The machine-gunners suffered heavily. In early February, 137 men were listed as killed or missing, 106 wounded, and 24 described as having “shell shock”. These casualties constituted almost one-third of the battalion.
Despite this, the battalion kept fighting, sending out patrols until receiving the order to surrender. Despite orders to surrender weapons and ammunition, the men destroyed the majority of their equipment before being marched to Changi gaol.
Cripps was one of the 3,000 men who were part of A Force, the first Australian group to leave Singapore for Burma. After sailing in the Celebes Maru on the 15th of May, a third of A Force disembarked at Victoria Point in the far south of Burma. Another third were sent to Mergui and the remainder to Tavoy, all tasked with building airfields.
At first the conditions for prisoners were adequate, if basic, Japanese control was fairly lax and a relatively good working relationship with the Japanese was established. Despite this, prisoners who attempted to escape were executed without trial.
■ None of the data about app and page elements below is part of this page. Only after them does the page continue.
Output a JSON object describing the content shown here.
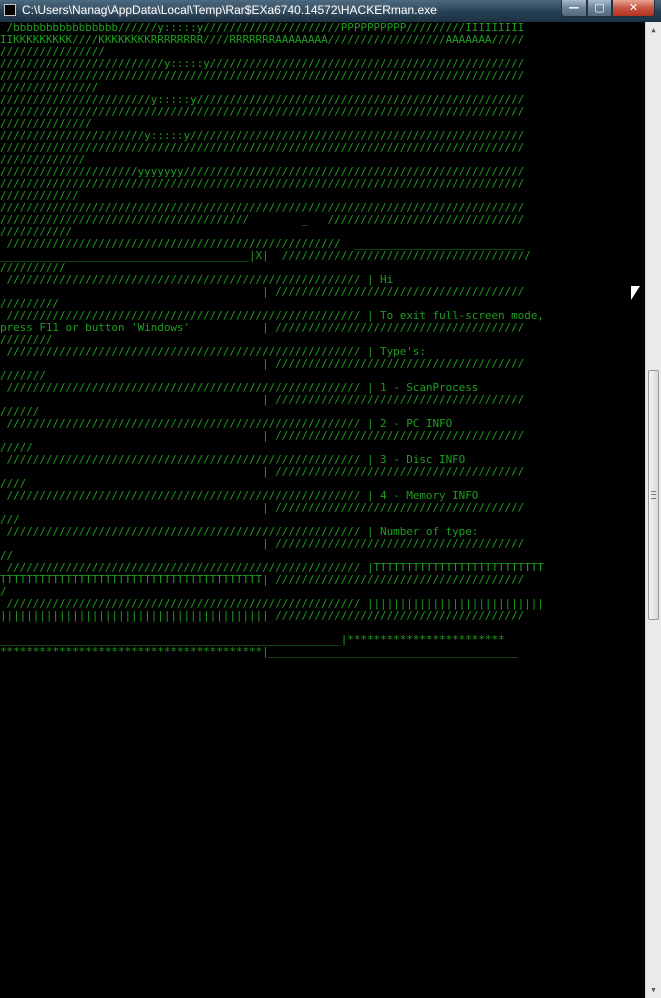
{
  "window": {
    "title": "C:\\Users\\Nanag\\AppData\\Local\\Temp\\Rar$EXa6740.14572\\HACKERman.exe",
    "buttons": {
      "minimize": "—",
      "maximize": "▢",
      "close": "✕"
    }
  },
  "console": {
    "lines": [
      " /bbbbbbbbbbbbbbbb//////y:::::y/////////////////////PPPPPPPPPP/////////IIIIIIIII",
      "IIKKKKKKKKK////KKKKKKKKRRRRRRRR////RRRRRRRAAAAAAAA//////////////////AAAAAAA/////",
      "////////////////",
      "/////////////////////////y:::::y////////////////////////////////////////////////",
      "////////////////////////////////////////////////////////////////////////////////",
      "///////////////",
      "///////////////////////y:::::y//////////////////////////////////////////////////",
      "////////////////////////////////////////////////////////////////////////////////",
      "//////////////",
      "//////////////////////y:::::y///////////////////////////////////////////////////",
      "////////////////////////////////////////////////////////////////////////////////",
      "/////////////",
      "/////////////////////yyyyyyy////////////////////////////////////////////////////",
      "////////////////////////////////////////////////////////////////////////////////",
      "////////////",
      "////////////////////////////////////////////////////////////////////////////////",
      "//////////////////////////////////////        _   //////////////////////////////",
      "///////////",
      " ///////////////////////////////////////////////////  __________________________",
      "______________________________________|X|  //////////////////////////////////////",
      "//////////",
      " ////////////////////////////////////////////////////// | Hi",
      "                                        | //////////////////////////////////////",
      "/////////",
      " ////////////////////////////////////////////////////// | To exit full-screen mode,",
      "press F11 or button 'Windows'           | //////////////////////////////////////",
      "////////",
      " ////////////////////////////////////////////////////// | Type's:",
      "                                        | //////////////////////////////////////",
      "///////",
      " ////////////////////////////////////////////////////// | 1 - ScanProcess",
      "                                        | //////////////////////////////////////",
      "//////",
      " ////////////////////////////////////////////////////// | 2 - PC INFO",
      "                                        | //////////////////////////////////////",
      "/////",
      " ////////////////////////////////////////////////////// | 3 - Disc INFO",
      "                                        | //////////////////////////////////////",
      "////",
      " ////////////////////////////////////////////////////// | 4 - Memory INFO",
      "                                        | //////////////////////////////////////",
      "///",
      " ////////////////////////////////////////////////////// | Number of type:",
      "                                        | //////////////////////////////////////",
      "//",
      " ////////////////////////////////////////////////////// |TTTTTTTTTTTTTTTTTTTTTTTTTT",
      "TTTTTTTTTTTTTTTTTTTTTTTTTTTTTTTTTTTTTTTT| //////////////////////////////////////",
      "/",
      " ////////////////////////////////////////////////////// |||||||||||||||||||||||||||",
      "||||||||||||||||||||||||||||||||||||||||| //////////////////////////////////////",
      "",
      "____________________________________________________|************************",
      "****************************************|______________________________________"
    ]
  }
}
In September 1942 the Australian prisoners were consolidated at Thanbyuzayat [pron. Tan – buy -you -zat] to begin work on the Burmese end of the Burma-Thailand Railway. As work went on, conditions for the prisoners became worse. Without adequate food
And medical supplies many were falling ill.
Their condition worsened in 1943 as cholera, smallpox, dysentery and malaria broke out and malnutrition became endemic.
Relentless labour on inadequate rations in a deadly tropical environment caused huge losses. By the time the railway was completed in October 1943, at least 2,815 Australians, over 11,000 other Allied prisoners, and perhaps 75,000 other forced labourers were dead.
After the railway was finally completed in October 1943, Cripps and the other surviving prisoners were gradually returned to Singapore.
While the suffering and deprivations of the Burma-Thailand Railway are well known, the most dangerous period in a prisoner’s life was travelling in captivity. Over-crowding, sickness, disease, and the dangers posed by allied submarines caused stress and anxiety.
Conditions on board ships were severe: over 1000 prisoners might be crammed into spaces suitable for a few hundred and given little food, fresh water, or adequate sanitation facilities.
The prisoners of war called these transports “hellships”.
On the 6th of September, David Cripps was among the 1,318 Australian and British prisoners of war assembled on the hellship Rakuyo Maru which was part of a convoy bound for Japan.
On the morning of the 12th of September the convoy was attacked by American submarines in the South China Sea. Rakuy6 Maru was sunk by USS Sea/ion II. Kachidoki Maru, carrying British prisoners of war, was hit by USS Pampanito.
Prisoners able to evacuate the ships spent the following days in life rafts or clinging to wreckage in open water. About 150 Australian and British survivors were rescued by American submarines. A further 500 were picked up by Japanese destroyers and continued the journey to Japan.
David Cripps was one of 1559 Australian and British prisoners of war killed in the incident.
He was 22 years old.
With no grave but the sea, today his name appears on the Labuan Memorial, which commemorates over 2,000 men who died whilst prisoners of war and who have no known grave.
His name is listed on the Roll of Honour on my left, among almost 40,000 Australians who died while serving in the Second World War. His Photograph is displayed today beside the Pool of Reflection.
This is but one of the many stories of service and sacrifice told here at the Australian War Memorial. We now remember Private David Charles Cripps, who gave his life for us, for our freedoms, and in the hope of a better world.
The video of the Ceremony can be viewed on the Australian War Memorials You Tube Channel HERE starting at about 5 minutes in.
I wrote a story about Private David Charles Cripps on my blog in September 2014 for the 70th Anniversary.